◆ **Exercise inputs**:
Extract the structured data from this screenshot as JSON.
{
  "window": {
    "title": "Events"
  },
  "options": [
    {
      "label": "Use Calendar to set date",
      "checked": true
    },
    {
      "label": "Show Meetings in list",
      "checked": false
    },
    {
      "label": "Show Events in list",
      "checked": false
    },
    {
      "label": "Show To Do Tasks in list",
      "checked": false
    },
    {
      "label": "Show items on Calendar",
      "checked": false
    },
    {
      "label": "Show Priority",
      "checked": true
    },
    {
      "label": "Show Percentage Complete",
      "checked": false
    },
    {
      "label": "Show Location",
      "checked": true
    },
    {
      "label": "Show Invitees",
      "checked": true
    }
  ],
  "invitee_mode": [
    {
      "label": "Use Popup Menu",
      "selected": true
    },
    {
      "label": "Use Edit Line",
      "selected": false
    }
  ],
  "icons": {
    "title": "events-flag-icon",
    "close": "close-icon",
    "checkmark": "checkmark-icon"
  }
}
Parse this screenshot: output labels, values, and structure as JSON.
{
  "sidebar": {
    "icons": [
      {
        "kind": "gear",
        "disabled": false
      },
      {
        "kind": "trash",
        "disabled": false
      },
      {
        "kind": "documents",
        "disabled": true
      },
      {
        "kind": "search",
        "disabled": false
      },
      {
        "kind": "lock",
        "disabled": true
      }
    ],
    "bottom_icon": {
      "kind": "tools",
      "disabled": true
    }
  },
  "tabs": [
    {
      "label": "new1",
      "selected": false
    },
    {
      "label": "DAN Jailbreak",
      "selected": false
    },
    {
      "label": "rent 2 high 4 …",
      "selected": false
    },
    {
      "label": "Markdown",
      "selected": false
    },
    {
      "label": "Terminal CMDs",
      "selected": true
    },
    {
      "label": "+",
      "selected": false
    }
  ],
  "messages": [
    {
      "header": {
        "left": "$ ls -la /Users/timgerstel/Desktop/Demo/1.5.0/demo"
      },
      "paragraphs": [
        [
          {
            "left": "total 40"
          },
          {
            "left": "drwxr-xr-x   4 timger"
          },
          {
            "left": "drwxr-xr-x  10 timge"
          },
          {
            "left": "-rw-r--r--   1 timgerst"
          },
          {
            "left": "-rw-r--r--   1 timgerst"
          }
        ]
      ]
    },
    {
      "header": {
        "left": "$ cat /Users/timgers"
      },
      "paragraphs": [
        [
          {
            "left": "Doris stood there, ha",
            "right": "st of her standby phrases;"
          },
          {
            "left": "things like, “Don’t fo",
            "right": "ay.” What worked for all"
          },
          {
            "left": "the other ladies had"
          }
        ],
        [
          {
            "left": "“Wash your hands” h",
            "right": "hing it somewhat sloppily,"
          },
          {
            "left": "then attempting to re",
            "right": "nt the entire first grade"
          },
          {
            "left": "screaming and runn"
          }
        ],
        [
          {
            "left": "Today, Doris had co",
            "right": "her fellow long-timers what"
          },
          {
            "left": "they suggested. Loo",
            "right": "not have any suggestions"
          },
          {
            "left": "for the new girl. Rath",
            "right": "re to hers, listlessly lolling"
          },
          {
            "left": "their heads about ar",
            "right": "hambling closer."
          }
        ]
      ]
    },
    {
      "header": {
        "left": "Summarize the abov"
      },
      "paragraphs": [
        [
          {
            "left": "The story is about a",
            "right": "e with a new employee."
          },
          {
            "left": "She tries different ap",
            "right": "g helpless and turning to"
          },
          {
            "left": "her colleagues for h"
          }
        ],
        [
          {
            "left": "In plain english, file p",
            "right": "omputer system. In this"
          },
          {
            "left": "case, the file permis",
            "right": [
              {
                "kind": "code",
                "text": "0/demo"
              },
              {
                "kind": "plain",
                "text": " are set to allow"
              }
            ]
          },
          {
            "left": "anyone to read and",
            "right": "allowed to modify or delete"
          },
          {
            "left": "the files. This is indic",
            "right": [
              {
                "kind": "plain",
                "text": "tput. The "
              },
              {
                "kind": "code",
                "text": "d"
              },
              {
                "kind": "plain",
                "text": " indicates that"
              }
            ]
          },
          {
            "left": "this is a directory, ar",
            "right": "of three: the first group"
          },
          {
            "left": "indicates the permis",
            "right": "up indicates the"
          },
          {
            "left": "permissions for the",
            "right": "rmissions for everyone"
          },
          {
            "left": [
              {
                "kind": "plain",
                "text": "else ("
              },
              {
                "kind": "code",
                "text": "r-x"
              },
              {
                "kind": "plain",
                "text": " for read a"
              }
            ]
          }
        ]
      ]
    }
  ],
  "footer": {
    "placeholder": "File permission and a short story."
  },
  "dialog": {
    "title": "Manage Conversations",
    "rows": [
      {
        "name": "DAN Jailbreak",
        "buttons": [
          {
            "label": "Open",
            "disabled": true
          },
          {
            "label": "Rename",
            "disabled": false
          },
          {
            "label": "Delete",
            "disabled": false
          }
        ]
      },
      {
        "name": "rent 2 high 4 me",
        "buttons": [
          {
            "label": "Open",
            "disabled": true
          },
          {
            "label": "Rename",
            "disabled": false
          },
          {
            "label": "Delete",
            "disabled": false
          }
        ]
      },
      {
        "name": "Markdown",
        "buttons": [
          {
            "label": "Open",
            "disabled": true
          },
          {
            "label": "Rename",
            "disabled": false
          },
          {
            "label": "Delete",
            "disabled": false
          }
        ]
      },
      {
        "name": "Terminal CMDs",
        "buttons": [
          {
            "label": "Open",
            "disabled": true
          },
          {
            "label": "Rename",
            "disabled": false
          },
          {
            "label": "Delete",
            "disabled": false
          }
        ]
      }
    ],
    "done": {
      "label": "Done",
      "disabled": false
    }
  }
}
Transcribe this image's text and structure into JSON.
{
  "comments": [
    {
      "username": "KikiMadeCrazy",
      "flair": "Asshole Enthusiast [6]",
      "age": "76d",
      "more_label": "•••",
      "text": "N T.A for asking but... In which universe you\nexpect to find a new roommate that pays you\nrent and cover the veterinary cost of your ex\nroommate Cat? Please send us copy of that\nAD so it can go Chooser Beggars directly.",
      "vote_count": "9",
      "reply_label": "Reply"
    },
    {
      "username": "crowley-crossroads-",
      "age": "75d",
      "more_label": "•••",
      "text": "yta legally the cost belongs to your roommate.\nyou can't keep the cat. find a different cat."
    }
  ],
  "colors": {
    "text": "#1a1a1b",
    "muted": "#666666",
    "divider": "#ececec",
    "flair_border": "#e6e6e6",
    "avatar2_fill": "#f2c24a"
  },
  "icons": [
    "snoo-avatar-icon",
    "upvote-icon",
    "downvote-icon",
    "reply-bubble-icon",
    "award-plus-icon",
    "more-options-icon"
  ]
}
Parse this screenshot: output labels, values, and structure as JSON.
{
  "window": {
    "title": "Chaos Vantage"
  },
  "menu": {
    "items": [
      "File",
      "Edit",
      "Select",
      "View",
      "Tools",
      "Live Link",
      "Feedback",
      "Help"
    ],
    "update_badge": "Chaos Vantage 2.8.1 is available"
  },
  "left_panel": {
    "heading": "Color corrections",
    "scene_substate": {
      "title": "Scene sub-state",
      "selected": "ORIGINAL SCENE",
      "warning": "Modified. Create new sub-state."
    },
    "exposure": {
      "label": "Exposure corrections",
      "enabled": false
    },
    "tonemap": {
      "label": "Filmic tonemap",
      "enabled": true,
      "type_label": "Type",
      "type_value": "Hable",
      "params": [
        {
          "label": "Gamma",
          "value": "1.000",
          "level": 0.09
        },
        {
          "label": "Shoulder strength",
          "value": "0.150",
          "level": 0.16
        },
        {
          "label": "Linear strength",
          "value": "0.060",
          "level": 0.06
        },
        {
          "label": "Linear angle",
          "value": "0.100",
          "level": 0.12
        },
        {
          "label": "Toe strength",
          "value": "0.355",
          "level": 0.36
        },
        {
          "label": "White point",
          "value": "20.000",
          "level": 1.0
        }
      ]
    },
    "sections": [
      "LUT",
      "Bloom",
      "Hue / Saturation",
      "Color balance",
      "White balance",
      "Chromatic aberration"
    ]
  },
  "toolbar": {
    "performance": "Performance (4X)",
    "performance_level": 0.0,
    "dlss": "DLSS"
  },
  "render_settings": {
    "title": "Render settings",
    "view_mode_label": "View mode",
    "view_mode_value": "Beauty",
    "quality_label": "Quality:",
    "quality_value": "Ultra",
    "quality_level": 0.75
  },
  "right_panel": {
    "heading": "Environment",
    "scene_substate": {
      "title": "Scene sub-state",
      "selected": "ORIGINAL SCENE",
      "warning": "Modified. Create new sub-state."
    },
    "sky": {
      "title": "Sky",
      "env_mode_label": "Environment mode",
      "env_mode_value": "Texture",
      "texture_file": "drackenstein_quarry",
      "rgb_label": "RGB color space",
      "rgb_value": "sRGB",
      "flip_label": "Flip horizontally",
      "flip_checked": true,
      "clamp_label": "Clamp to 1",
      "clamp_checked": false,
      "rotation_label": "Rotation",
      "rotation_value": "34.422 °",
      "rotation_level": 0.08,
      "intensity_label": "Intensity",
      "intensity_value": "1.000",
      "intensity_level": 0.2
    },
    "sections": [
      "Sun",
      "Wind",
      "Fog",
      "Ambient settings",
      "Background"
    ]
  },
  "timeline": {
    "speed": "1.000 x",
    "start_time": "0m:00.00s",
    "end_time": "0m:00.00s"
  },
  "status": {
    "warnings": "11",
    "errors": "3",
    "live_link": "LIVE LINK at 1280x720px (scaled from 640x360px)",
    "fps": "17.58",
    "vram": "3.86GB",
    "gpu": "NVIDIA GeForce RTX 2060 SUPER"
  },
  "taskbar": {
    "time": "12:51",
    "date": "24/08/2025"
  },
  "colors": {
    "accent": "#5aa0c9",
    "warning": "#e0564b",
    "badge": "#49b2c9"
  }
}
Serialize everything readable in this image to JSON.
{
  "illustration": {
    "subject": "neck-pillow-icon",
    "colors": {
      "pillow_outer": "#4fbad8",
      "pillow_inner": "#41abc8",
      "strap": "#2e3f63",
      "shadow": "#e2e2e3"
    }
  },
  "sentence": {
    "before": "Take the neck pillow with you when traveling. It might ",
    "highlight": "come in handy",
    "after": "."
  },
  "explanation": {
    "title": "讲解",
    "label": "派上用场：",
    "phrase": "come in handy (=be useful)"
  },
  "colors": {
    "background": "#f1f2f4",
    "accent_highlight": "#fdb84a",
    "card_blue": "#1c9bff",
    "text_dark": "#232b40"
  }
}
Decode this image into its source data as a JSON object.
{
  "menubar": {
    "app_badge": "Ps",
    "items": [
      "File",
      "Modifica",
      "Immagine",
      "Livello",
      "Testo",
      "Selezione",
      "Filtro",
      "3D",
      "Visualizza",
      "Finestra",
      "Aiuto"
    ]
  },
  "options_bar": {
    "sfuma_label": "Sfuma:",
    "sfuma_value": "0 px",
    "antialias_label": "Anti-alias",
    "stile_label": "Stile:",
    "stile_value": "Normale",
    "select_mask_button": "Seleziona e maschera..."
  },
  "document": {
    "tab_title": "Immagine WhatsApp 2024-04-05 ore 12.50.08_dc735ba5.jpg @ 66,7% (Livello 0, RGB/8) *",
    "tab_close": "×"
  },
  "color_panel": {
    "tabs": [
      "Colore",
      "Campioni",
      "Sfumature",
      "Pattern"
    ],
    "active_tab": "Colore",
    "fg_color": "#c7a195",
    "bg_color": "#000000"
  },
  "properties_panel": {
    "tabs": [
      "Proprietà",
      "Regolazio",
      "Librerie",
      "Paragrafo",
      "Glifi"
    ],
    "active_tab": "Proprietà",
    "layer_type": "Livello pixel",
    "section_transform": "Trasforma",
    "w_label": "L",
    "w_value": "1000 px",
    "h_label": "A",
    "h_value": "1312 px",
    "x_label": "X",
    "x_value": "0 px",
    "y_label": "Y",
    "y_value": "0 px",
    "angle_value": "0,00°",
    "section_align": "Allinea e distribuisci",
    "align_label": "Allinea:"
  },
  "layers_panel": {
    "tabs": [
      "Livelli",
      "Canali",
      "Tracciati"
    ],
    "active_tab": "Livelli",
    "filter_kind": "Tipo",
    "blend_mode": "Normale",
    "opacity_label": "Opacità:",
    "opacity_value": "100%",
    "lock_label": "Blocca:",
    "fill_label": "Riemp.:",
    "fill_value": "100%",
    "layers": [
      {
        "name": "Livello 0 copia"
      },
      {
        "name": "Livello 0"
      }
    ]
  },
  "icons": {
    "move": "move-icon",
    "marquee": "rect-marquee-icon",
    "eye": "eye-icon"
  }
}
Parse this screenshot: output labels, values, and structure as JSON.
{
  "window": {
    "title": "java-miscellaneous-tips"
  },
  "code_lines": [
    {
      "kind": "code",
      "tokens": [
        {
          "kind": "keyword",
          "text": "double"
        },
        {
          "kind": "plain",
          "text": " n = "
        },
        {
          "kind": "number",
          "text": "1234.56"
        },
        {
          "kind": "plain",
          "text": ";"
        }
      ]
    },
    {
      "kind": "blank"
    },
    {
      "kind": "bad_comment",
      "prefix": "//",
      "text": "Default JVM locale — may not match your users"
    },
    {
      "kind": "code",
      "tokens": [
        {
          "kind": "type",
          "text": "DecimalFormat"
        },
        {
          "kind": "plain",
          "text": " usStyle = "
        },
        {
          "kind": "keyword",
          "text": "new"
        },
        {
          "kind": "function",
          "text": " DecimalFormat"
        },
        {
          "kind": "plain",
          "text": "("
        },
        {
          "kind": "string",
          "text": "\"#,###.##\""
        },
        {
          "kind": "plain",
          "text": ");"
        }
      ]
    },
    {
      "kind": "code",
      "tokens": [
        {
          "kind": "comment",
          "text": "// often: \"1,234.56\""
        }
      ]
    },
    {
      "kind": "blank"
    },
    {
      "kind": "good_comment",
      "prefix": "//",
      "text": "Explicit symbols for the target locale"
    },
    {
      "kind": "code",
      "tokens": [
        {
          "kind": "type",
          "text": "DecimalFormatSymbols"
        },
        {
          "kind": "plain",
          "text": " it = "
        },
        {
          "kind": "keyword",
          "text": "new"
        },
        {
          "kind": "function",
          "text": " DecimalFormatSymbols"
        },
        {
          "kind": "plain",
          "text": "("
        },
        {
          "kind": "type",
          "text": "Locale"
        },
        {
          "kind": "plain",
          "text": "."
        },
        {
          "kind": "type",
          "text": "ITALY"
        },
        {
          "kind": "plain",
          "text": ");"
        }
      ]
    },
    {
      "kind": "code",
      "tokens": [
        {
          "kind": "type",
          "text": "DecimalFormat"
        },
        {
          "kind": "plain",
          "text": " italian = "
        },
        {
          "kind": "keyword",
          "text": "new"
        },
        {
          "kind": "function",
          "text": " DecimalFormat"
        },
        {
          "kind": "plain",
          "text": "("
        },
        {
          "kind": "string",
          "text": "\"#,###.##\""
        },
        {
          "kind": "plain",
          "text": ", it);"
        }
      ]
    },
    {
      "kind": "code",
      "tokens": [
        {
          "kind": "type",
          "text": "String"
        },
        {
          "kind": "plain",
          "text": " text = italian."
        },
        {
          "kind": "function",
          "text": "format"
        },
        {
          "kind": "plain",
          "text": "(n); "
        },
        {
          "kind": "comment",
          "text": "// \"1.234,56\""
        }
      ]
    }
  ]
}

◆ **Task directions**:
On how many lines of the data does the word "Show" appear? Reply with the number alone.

◆ **Reply to the exercise**:
8